[[ Extracted records, beginning ]]

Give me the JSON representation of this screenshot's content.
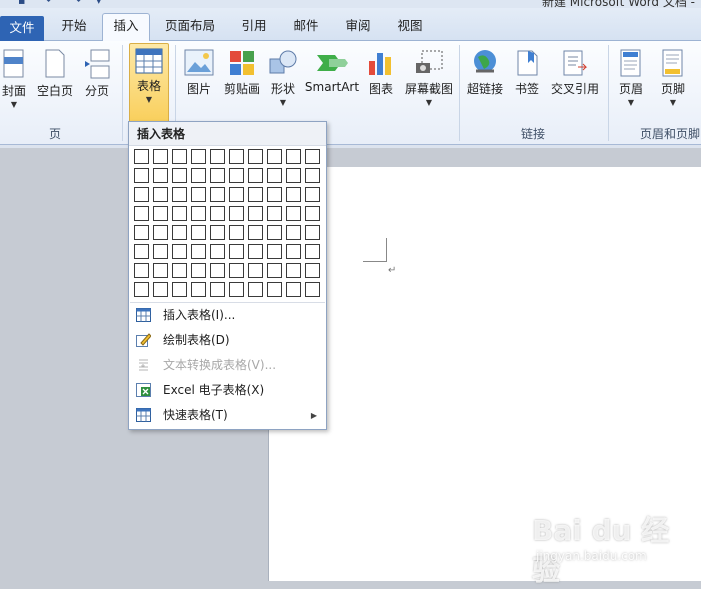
{
  "window": {
    "title": "新建 Microsoft Word 文档 -"
  },
  "tabs": {
    "file": "文件",
    "home": "开始",
    "insert": "插入",
    "page_layout": "页面布局",
    "references": "引用",
    "mailings": "邮件",
    "review": "审阅",
    "view": "视图"
  },
  "ribbon": {
    "pages": {
      "cover": "封面",
      "blank": "空白页",
      "break": "分页",
      "group": "页"
    },
    "table": {
      "label": "表格"
    },
    "illustrations": {
      "picture": "图片",
      "clipart": "剪贴画",
      "shapes": "形状",
      "smartart": "SmartArt",
      "chart": "图表",
      "screenshot": "屏幕截图"
    },
    "links": {
      "hyperlink": "超链接",
      "bookmark": "书签",
      "crossref": "交叉引用",
      "group": "链接"
    },
    "header_footer": {
      "header": "页眉",
      "footer": "页脚",
      "group": "页眉和页脚"
    }
  },
  "dropdown": {
    "header": "插入表格",
    "grid": {
      "columns": 10,
      "rows": 8
    },
    "items": [
      {
        "label": "插入表格(I)...",
        "enabled": true
      },
      {
        "label": "绘制表格(D)",
        "enabled": true
      },
      {
        "label": "文本转换成表格(V)...",
        "enabled": false
      },
      {
        "label": "Excel 电子表格(X)",
        "enabled": true
      },
      {
        "label": "快速表格(T)",
        "enabled": true
      }
    ]
  },
  "watermark": {
    "logo": "Bai du 经验",
    "url": "jingyan.baidu.com"
  },
  "colors": {
    "file_tab": "#2e64b4",
    "table_button": "#f9cf5c",
    "ribbon": "#e8eef8"
  }
}
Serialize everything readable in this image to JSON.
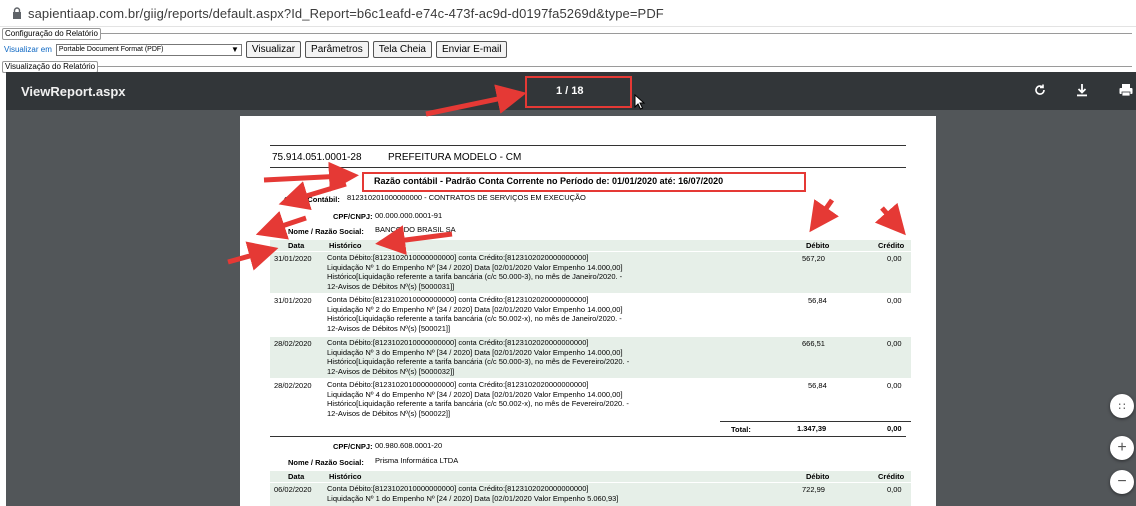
{
  "browser": {
    "url": "sapientiaap.com.br/giig/reports/default.aspx?Id_Report=b6c1eafd-e74c-473f-ac9d-d0197fa5269d&type=PDF"
  },
  "config": {
    "legend": "Configuração do Relatório",
    "visualizar_label": "Visualizar em",
    "format_value": "Portable Document Format (PDF)",
    "buttons": [
      "Visualizar",
      "Parâmetros",
      "Tela Cheia",
      "Enviar E-mail"
    ]
  },
  "view": {
    "legend": "Visualização do Relatório"
  },
  "viewer": {
    "title": "ViewReport.aspx",
    "page_indicator": "1 / 18"
  },
  "report": {
    "cnpj": "75.914.051.0001-28",
    "org": "PREFEITURA MODELO - CM",
    "title": "Razão contábil - Padrão Conta Corrente no Período de: 01/01/2020 até: 16/07/2020",
    "conta_label": "Conta Contábil:",
    "conta_value": "812310201000000000 - CONTRATOS DE SERVIÇOS EM EXECUÇÃO",
    "cpf_label": "CPF/CNPJ:",
    "nome_label": "Nome / Razão Social:",
    "columns": {
      "data": "Data",
      "historico": "Histórico",
      "debito": "Débito",
      "credito": "Crédito"
    },
    "groups": [
      {
        "cpf": "00.000.000.0001-91",
        "nome": "BANCO DO BRASIL SA",
        "rows": [
          {
            "data": "31/01/2020",
            "lines": [
              "Conta Débito:[8123102010000000000] conta Crédito:[8123102020000000000]",
              " Liquidação Nº 1 do Empenho Nº [34 / 2020] Data [02/01/2020 Valor Empenho 14.000,00]",
              "Histórico[Liquidação referente a tarifa bancária (c/c 50.000-3), no mês de Janeiro/2020. -",
              "12-Avisos de Débitos Nº(s) [5000031]]"
            ],
            "debito": "567,20",
            "credito": "0,00"
          },
          {
            "data": "31/01/2020",
            "lines": [
              "Conta Débito:[8123102010000000000] conta Crédito:[8123102020000000000]",
              " Liquidação Nº 2 do Empenho Nº [34 / 2020] Data [02/01/2020 Valor Empenho 14.000,00]",
              "Histórico[Liquidação  referente a tarifa bancária (c/c 50.002-x), no mês de Janeiro/2020. -",
              "12-Avisos de Débitos Nº(s) [500021]]"
            ],
            "debito": "56,84",
            "credito": "0,00"
          },
          {
            "data": "28/02/2020",
            "lines": [
              "Conta Débito:[8123102010000000000] conta Crédito:[8123102020000000000]",
              " Liquidação Nº 3 do Empenho Nº [34 / 2020] Data [02/01/2020 Valor Empenho 14.000,00]",
              "Histórico[Liquidação referente a tarifa bancária (c/c 50.000-3), no mês de Fevereiro/2020. -",
              "12-Avisos de Débitos Nº(s) [5000032]]"
            ],
            "debito": "666,51",
            "credito": "0,00"
          },
          {
            "data": "28/02/2020",
            "lines": [
              "Conta Débito:[8123102010000000000] conta Crédito:[8123102020000000000]",
              " Liquidação Nº 4 do Empenho Nº [34 / 2020] Data [02/01/2020 Valor Empenho 14.000,00]",
              "Histórico[Liquidação referente a tarifa bancária (c/c 50.002-x), no mês de Fevereiro/2020. -",
              "12-Avisos de Débitos Nº(s) [500022]]"
            ],
            "debito": "56,84",
            "credito": "0,00"
          }
        ],
        "total_label": "Total:",
        "total_debito": "1.347,39",
        "total_credito": "0,00"
      },
      {
        "cpf": "00.980.608.0001-20",
        "nome": "Prisma Informática LTDA",
        "rows": [
          {
            "data": "06/02/2020",
            "lines": [
              "Conta Débito:[8123102010000000000] conta Crédito:[8123102020000000000]",
              " Liquidação Nº 1 do Empenho Nº [24 / 2020] Data [02/01/2020 Valor Empenho 5.060,93]"
            ],
            "debito": "722,99",
            "credito": "0,00"
          }
        ]
      }
    ]
  }
}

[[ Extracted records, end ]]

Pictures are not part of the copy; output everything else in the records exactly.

## The completed task:
Give me the JSON representation of this screenshot's content.
{
  "window": {
    "title": "新建 Microsoft Word 文档 -"
  },
  "tabs": {
    "file": "文件",
    "home": "开始",
    "insert": "插入",
    "page_layout": "页面布局",
    "references": "引用",
    "mailings": "邮件",
    "review": "审阅",
    "view": "视图"
  },
  "ribbon": {
    "pages": {
      "cover": "封面",
      "blank": "空白页",
      "break": "分页",
      "group": "页"
    },
    "table": {
      "label": "表格"
    },
    "illustrations": {
      "picture": "图片",
      "clipart": "剪贴画",
      "shapes": "形状",
      "smartart": "SmartArt",
      "chart": "图表",
      "screenshot": "屏幕截图"
    },
    "links": {
      "hyperlink": "超链接",
      "bookmark": "书签",
      "crossref": "交叉引用",
      "group": "链接"
    },
    "header_footer": {
      "header": "页眉",
      "footer": "页脚",
      "group": "页眉和页脚"
    }
  },
  "dropdown": {
    "header": "插入表格",
    "grid": {
      "columns": 10,
      "rows": 8
    },
    "items": [
      {
        "label": "插入表格(I)...",
        "enabled": true
      },
      {
        "label": "绘制表格(D)",
        "enabled": true
      },
      {
        "label": "文本转换成表格(V)...",
        "enabled": false
      },
      {
        "label": "Excel 电子表格(X)",
        "enabled": true
      },
      {
        "label": "快速表格(T)",
        "enabled": true
      }
    ]
  },
  "watermark": {
    "logo": "Bai du 经验",
    "url": "jingyan.baidu.com"
  },
  "colors": {
    "file_tab": "#2e64b4",
    "table_button": "#f9cf5c",
    "ribbon": "#e8eef8"
  }
}
Serialize everything readable in this image to JSON.
{
  "browser": {
    "url": "sapientiaap.com.br/giig/reports/default.aspx?Id_Report=b6c1eafd-e74c-473f-ac9d-d0197fa5269d&type=PDF"
  },
  "config": {
    "legend": "Configuração do Relatório",
    "visualizar_label": "Visualizar em",
    "format_value": "Portable Document Format (PDF)",
    "buttons": [
      "Visualizar",
      "Parâmetros",
      "Tela Cheia",
      "Enviar E-mail"
    ]
  },
  "view": {
    "legend": "Visualização do Relatório"
  },
  "viewer": {
    "title": "ViewReport.aspx",
    "page_indicator": "1 / 18"
  },
  "report": {
    "cnpj": "75.914.051.0001-28",
    "org": "PREFEITURA MODELO - CM",
    "title": "Razão contábil - Padrão Conta Corrente no Período de: 01/01/2020 até: 16/07/2020",
    "conta_label": "Conta Contábil:",
    "conta_value": "812310201000000000 - CONTRATOS DE SERVIÇOS EM EXECUÇÃO",
    "cpf_label": "CPF/CNPJ:",
    "nome_label": "Nome / Razão Social:",
    "columns": {
      "data": "Data",
      "historico": "Histórico",
      "debito": "Débito",
      "credito": "Crédito"
    },
    "groups": [
      {
        "cpf": "00.000.000.0001-91",
        "nome": "BANCO DO BRASIL SA",
        "rows": [
          {
            "data": "31/01/2020",
            "lines": [
              "Conta Débito:[8123102010000000000] conta Crédito:[8123102020000000000]",
              " Liquidação Nº 1 do Empenho Nº [34 / 2020] Data [02/01/2020 Valor Empenho 14.000,00]",
              "Histórico[Liquidação referente a tarifa bancária (c/c 50.000-3), no mês de Janeiro/2020. -",
              "12-Avisos de Débitos Nº(s) [5000031]]"
            ],
            "debito": "567,20",
            "credito": "0,00"
          },
          {
            "data": "31/01/2020",
            "lines": [
              "Conta Débito:[8123102010000000000] conta Crédito:[8123102020000000000]",
              " Liquidação Nº 2 do Empenho Nº [34 / 2020] Data [02/01/2020 Valor Empenho 14.000,00]",
              "Histórico[Liquidação  referente a tarifa bancária (c/c 50.002-x), no mês de Janeiro/2020. -",
              "12-Avisos de Débitos Nº(s) [500021]]"
            ],
            "debito": "56,84",
            "credito": "0,00"
          },
          {
            "data": "28/02/2020",
            "lines": [
              "Conta Débito:[8123102010000000000] conta Crédito:[8123102020000000000]",
              " Liquidação Nº 3 do Empenho Nº [34 / 2020] Data [02/01/2020 Valor Empenho 14.000,00]",
              "Histórico[Liquidação referente a tarifa bancária (c/c 50.000-3), no mês de Fevereiro/2020. -",
              "12-Avisos de Débitos Nº(s) [5000032]]"
            ],
            "debito": "666,51",
            "credito": "0,00"
          },
          {
            "data": "28/02/2020",
            "lines": [
              "Conta Débito:[8123102010000000000] conta Crédito:[8123102020000000000]",
              " Liquidação Nº 4 do Empenho Nº [34 / 2020] Data [02/01/2020 Valor Empenho 14.000,00]",
              "Histórico[Liquidação referente a tarifa bancária (c/c 50.002-x), no mês de Fevereiro/2020. -",
              "12-Avisos de Débitos Nº(s) [500022]]"
            ],
            "debito": "56,84",
            "credito": "0,00"
          }
        ],
        "total_label": "Total:",
        "total_debito": "1.347,39",
        "total_credito": "0,00"
      },
      {
        "cpf": "00.980.608.0001-20",
        "nome": "Prisma Informática LTDA",
        "rows": [
          {
            "data": "06/02/2020",
            "lines": [
              "Conta Débito:[8123102010000000000] conta Crédito:[8123102020000000000]",
              " Liquidação Nº 1 do Empenho Nº [24 / 2020] Data [02/01/2020 Valor Empenho 5.060,93]"
            ],
            "debito": "722,99",
            "credito": "0,00"
          }
        ]
      }
    ]
  }
}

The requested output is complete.